The reach of ClubGEN has also grown as grants made it possible to reach more low-income schools; the clubs are now in the Austin, Hays, Del Valle, Manor and San Marcos school districts. GEN gets requests all the time, especially from the Houston area, to start clubs there.
GEN also started the 180 Program in 2011 after a judge was tired of seeing girls come through his courtroom with the same problems: teen pregnancy, truancy, running away, etc. These are girls who are part of the juvenile justice system or are in danger of becoming part of it. Now there are 180 groups in schools as well as one-day workshops. It’s the program Cuba Lewis is most proud of. “We know that the girl who comes six times or more has lower school discipline problems, lower truancy,” she says. “They get coping skills for something that happening to them at home. They find a future for themselves.”
In summer, GEN offers a Pathfinder camp to help high school girls develop personal and professional leadership skills, and for girls in fourth through eighth grade, a weeklong CampGEN is all about developing confidence.
Cuba Lewis says GEN has set its sights on growing. “It’s definitely in our dream statement to go to another state, to see the organization skyrocket to the national level.”
When Kelly and some of the other founders came for a visit to tell the staff and current board the origin story 20 years later, “our mouths were hanging open,” Cuba Lewis says. “It still feels so true. What they were saying was that nothing has changed.”
Of course, “the change is the growth of the organization and the number of girls we’ve been able to touch and graduate into the real world,” Cuba Lewis says.
Spencer, who continues to study gender issues as a professor and chair of the Human Behavior Department at Boston University, says many of the problems in “Reviving Ophelia” remain. The difference is that girls are achieving more than ever before and now believe they can shape the future for themselves. “The perfect girl has morphed into Supergirl,” Spencer says. They have to now be the best at everything, she says. “The best soccer player, the best student. And it all has to be done with a smile on their face. The pressure on them to do more, to have more, is exceedingly high.”
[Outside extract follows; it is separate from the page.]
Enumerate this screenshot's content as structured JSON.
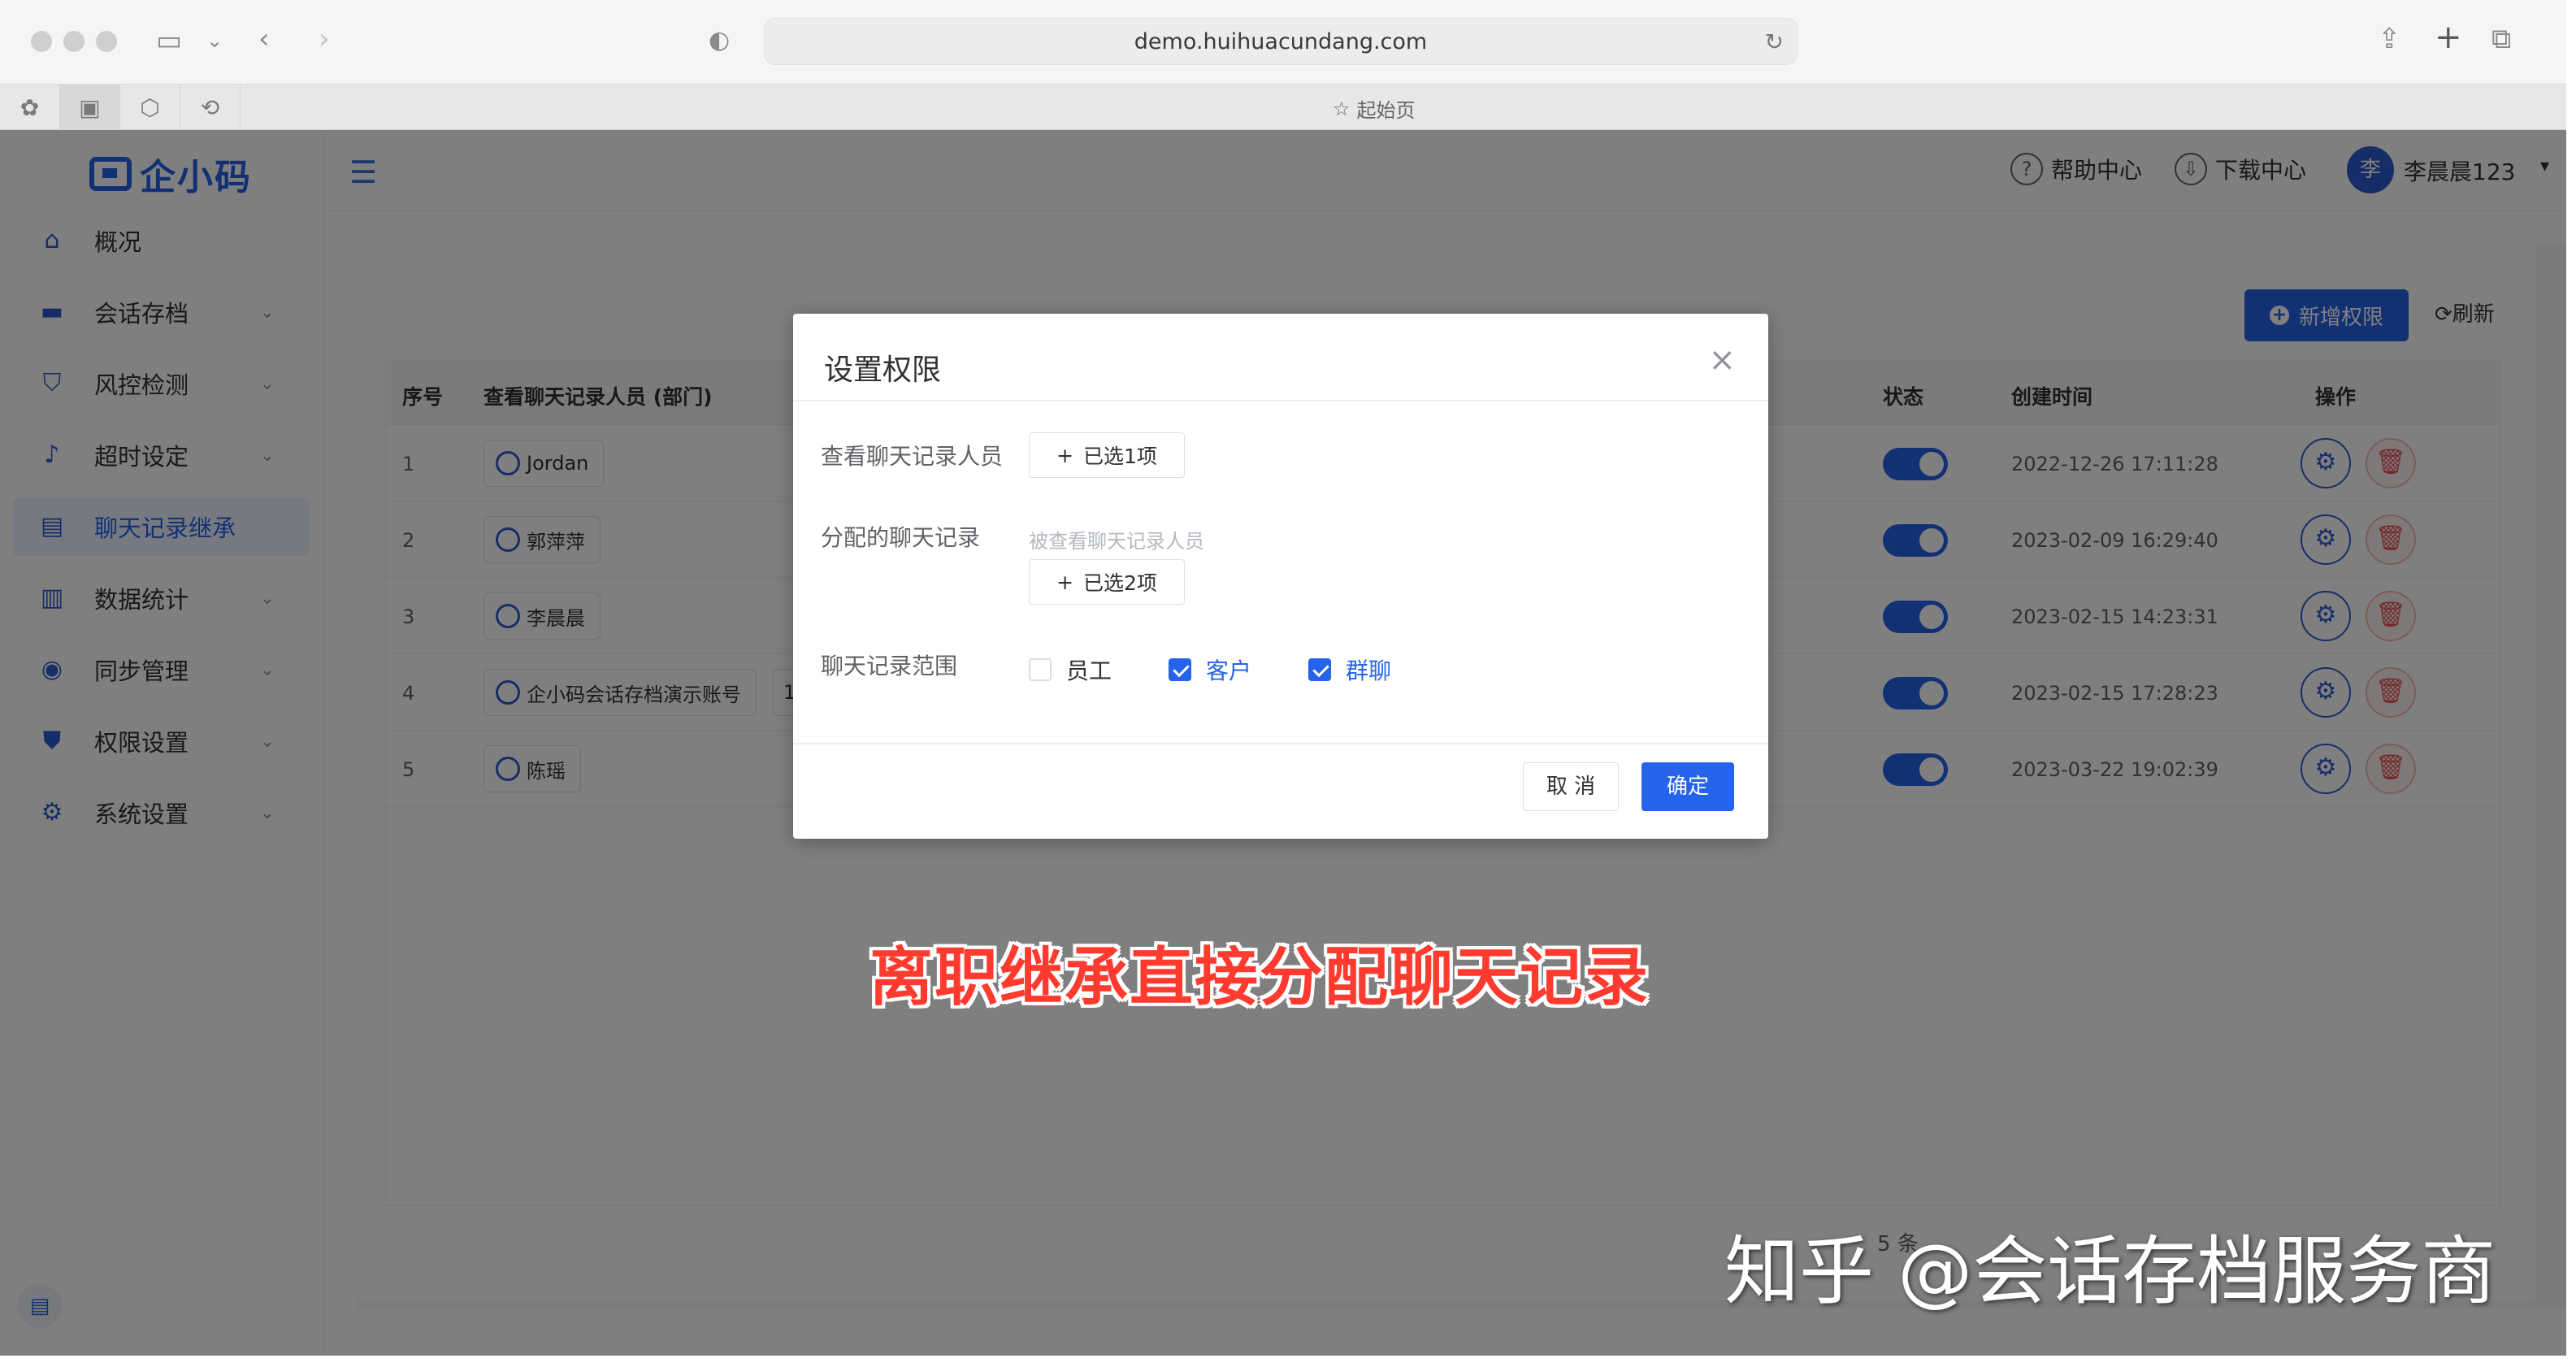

When Spencer reflects on the group she saw in its infancy, she says, “They were an incredibly forward-thinking group of women. They did not just say, ‘That’s not going to happen to my girl.’ The real strength is that they said, ‘What can we do?’”